A few flowers in my own garden have been blooming. Last year I planted this Clematis, and it came back in all of its glory this year. I also have a Hydrangea which I had to cut down to the ground, but it is coming back now. A couple of my Peonies are blooming . . . until the rain of the last week took them out. This year I added a Lilac bush, and going for a second time with a potted Fig Tree. I killed the one last year rather quickly, and quite unintentionally. This one looks like it is doing OK. It will come inside in the fall when it starts to get too cold.
Wild Phlox is blooming (was blooming until the week of rain) across the street, outside the Sinclair Cemetery.

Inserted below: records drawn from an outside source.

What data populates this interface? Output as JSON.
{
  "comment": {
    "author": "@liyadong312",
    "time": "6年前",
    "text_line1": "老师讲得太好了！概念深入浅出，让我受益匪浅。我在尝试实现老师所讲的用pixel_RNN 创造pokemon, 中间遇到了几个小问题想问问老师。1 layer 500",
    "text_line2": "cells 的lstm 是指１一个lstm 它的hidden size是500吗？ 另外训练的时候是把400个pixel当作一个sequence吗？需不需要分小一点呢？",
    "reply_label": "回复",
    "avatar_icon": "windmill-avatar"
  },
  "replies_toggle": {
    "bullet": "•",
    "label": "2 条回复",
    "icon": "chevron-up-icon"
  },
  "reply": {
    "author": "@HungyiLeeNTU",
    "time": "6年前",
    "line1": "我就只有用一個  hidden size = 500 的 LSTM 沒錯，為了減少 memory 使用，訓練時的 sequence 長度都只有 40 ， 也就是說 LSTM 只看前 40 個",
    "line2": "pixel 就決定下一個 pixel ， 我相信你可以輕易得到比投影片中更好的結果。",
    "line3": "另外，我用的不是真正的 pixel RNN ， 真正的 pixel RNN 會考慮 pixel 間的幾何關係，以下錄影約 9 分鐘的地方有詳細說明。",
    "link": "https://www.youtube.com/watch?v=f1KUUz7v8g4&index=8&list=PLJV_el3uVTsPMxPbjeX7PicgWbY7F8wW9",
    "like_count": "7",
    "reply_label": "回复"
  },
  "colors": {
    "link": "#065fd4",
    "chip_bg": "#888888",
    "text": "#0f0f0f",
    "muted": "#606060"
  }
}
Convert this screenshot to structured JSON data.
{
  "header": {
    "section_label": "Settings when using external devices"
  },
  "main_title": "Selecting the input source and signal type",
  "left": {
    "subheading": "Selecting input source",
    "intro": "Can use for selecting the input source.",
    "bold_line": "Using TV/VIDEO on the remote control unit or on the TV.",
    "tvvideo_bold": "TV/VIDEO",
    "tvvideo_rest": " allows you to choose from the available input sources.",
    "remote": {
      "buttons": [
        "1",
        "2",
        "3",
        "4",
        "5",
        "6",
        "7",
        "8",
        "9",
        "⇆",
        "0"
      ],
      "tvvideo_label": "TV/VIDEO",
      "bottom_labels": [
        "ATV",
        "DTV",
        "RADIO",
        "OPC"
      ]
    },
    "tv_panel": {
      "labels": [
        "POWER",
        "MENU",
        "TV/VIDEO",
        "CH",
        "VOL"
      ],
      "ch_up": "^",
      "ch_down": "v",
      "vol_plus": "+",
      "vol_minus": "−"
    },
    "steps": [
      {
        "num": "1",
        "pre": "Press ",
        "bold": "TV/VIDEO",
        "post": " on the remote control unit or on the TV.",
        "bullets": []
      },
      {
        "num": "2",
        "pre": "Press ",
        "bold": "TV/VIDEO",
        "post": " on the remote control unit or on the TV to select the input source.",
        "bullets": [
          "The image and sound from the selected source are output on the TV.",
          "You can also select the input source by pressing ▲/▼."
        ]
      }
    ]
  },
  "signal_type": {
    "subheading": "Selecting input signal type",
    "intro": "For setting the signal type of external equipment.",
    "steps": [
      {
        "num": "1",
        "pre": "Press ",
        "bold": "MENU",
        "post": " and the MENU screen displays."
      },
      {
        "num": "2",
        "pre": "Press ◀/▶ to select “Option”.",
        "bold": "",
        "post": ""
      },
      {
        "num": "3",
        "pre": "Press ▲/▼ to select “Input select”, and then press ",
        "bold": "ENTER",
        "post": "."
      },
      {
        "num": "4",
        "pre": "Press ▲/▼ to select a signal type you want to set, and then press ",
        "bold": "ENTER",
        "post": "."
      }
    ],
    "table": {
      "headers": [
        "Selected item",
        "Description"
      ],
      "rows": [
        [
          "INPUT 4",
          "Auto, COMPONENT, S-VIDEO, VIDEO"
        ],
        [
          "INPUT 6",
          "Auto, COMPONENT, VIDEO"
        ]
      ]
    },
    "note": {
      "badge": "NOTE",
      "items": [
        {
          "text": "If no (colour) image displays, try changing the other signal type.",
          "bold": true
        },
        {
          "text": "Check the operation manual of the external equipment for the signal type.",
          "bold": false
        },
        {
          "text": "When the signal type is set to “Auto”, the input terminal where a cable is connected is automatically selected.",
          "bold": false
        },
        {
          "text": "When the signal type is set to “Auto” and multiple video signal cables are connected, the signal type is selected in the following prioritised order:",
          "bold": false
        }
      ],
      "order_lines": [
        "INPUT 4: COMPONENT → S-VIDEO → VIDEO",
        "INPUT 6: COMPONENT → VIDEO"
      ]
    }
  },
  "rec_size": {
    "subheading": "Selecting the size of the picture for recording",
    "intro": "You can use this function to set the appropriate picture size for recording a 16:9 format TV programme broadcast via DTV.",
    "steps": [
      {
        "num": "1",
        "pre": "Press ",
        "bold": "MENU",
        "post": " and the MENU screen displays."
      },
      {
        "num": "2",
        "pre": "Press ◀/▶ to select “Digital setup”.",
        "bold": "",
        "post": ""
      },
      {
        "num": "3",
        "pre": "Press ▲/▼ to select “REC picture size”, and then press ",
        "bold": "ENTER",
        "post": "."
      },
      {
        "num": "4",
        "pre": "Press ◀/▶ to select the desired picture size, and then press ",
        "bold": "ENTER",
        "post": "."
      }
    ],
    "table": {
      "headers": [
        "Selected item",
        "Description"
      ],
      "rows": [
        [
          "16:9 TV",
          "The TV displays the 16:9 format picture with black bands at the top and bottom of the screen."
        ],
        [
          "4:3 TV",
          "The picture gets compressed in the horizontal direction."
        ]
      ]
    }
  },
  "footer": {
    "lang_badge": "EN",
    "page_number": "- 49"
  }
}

I love Spring, but it lasts so very briefly. All too quickly it moves into the hot, sticky and buggy Summer.
Last month, for my birthday, I asked Rich to go with me to Madison, to the Olbrich Botanical Gardens, in Madison, Wisconsin to take in some spring blooms. I'll post a few of the pictures I took.
Rather than showy blocks of all tulip garden beds, this year there seems to be more of a theme of grassy meadows with intermittent blossoms.
The flowering crab apple trees are always a delight to see.
There are many permanent landscape arrangements. The one below is a rock garden with hardy evergreens, with a few spring bulbs as accent.
This is a garden lettuce and herb bed.
It seems strange to find a Magnolia Tree here in the North, but they apparently survive here, as I've seen this plant several times, in show gardens, but also in people's yards. Other than being beautiful, they smell rather nice too.
One of Olbrich's premier attractions is the Thai Pavilion, which was gifted to the University of Madison from the Thai Government. To read more about it, go to this link: Thai Sala Here you see it at a distance, beyond one of those grassy meadows with intermittent spring bulbs.
This is one of the earliest peonies I've seen blooming. It is rather simple, with only one set of blossoming petals. Most peonies have multiple, giving them a more full look.
It was a beautiful spring day, spent with my best friend. We also visited several garden stores and bought some new plants and trees for our own yard.
Falconry! Or more appropriately for me, Hawking! It is a passion, and a way of life. I happily pursue this sport, with the loving assistance of my husband. Come along with me for our adventures with the birds. Primarily we actively pursue it in the colder months . . . the rest of the time I try to make this blog as interesting as possible. Come let me share my stories, and feel free to contact me. I always enjoy talking about my obsession with this sport.